Yesterday, the world lost a kind, gentle soul who spent her whole life looking after others. Chris held her family together with love, and then shared her love with countless others through a lifetime of teaching, before it reached our little family to boot. Hanno’s mum was my heroine, for so many reasons, but mostly for the love she sprinkled through the world so freely.
We’d meet at Hanno’s house for races, or his plays, in between swapping texts and the odd game of Words With Friends, (that she wiped the floor with me in). Occasionally we’d call, but mostly to organise food; nevertheless, when we were together, we picked up where we left off. Fitting into the banter and laughter of familial insults of longstanding relationships. Archie has grown up with her in his life as someone who talked with him, not to him.
From the devilled egg standoffs with her daughter in law, to the roast dinners; from the chicken salads, to the breakfast rolls; from coffees to copious amounts of wine, our relationship revolved around food. Us ‘ladies what lunch’ drove to Rutherglen for some downtime away from the boys and endless football codes. We sampled wines, had lunch, went to the chocolatier, Rosie (my cousin) and I chatting in the front seat on the way home, Chris snoozing in the back.
We sat in a Laundromat drying bedding and towels in companionable silence, getting coffees on a cold, wet day, again getting out the house from the football! Walked round Farmer’s markets and brought fresh veggies, cooing over the soil still damp on the carrots, exclaiming at the crispness of the greens. I loved cooking for her, because it meant she sat down and didn’t do anything. From when she woke up to when she went to bed, unless she was sitting down to have a cuppa; she was on the go. Looking after Keith, cleaning the kitchen worktops, sorting laundry, if it needed doing and you didn’t stop her, Chris did it.

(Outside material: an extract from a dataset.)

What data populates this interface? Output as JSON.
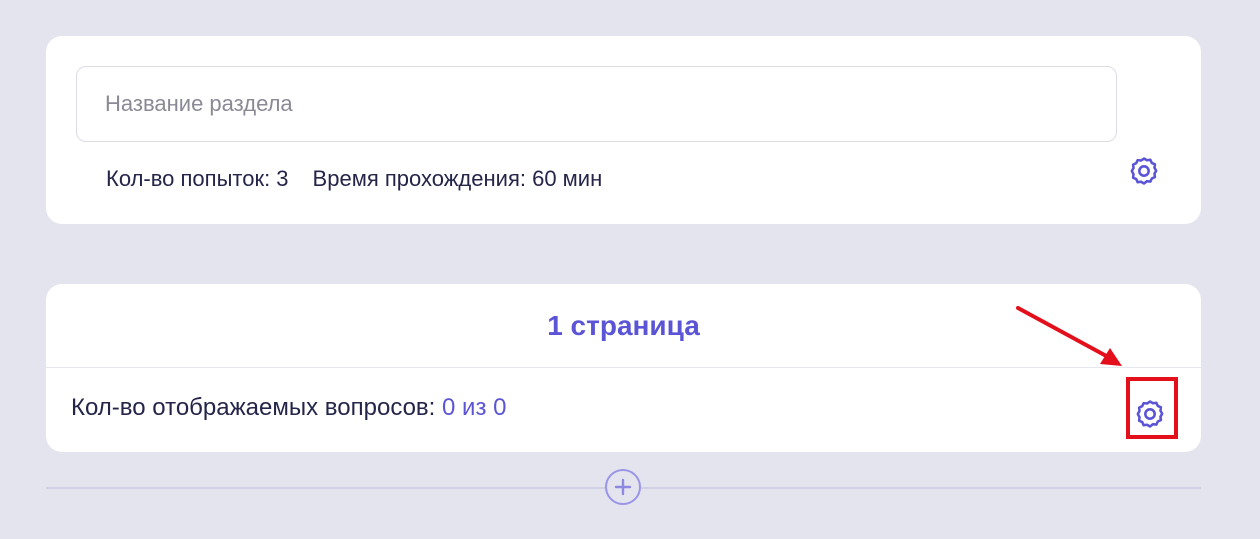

We cheered Hanno on from the back of the hall at his first play, slowly being allowed closer to the front of the hall through the years as his confidence grew. Archie telling me loudly to ‘Be quiet Mama!’ when I got the giggles.
The time we spent with Chris and Keith was filled with laughter, food, joy, food, love and more food. From my first trip over in 2007 where Chris had changed the bed in the spare room for Hubs and I, smoothing the sheets over with love. Folding the towels like a hotel, she made sure we were welcome. Never knowingly under-catered, we always had more food than we knew what to do with, Hanno’s house had elastic sides with people crashing on couches, in beds and cousins joining for breakfast after sleeping in a caravan on site just down the road.
Archie and I visited a few weeks ago, taking some flowers he had chosen for her. We only stayed long enough for Archie to eat his lunch, and a quick catch-up and a hug. He’s missing her already, trying to explain it all to an almost seven year old is hard work. While Archie knows that she’s gone, Chris will never be forgotten. Forty years of teaching, almost fifty years of marriage, two proud sons, four indomitable grandchildren, family, friends. All of us who knew Chris are better people because of her.
Be like Christine, pay your love forward. Greet the world with open arms and an open heart.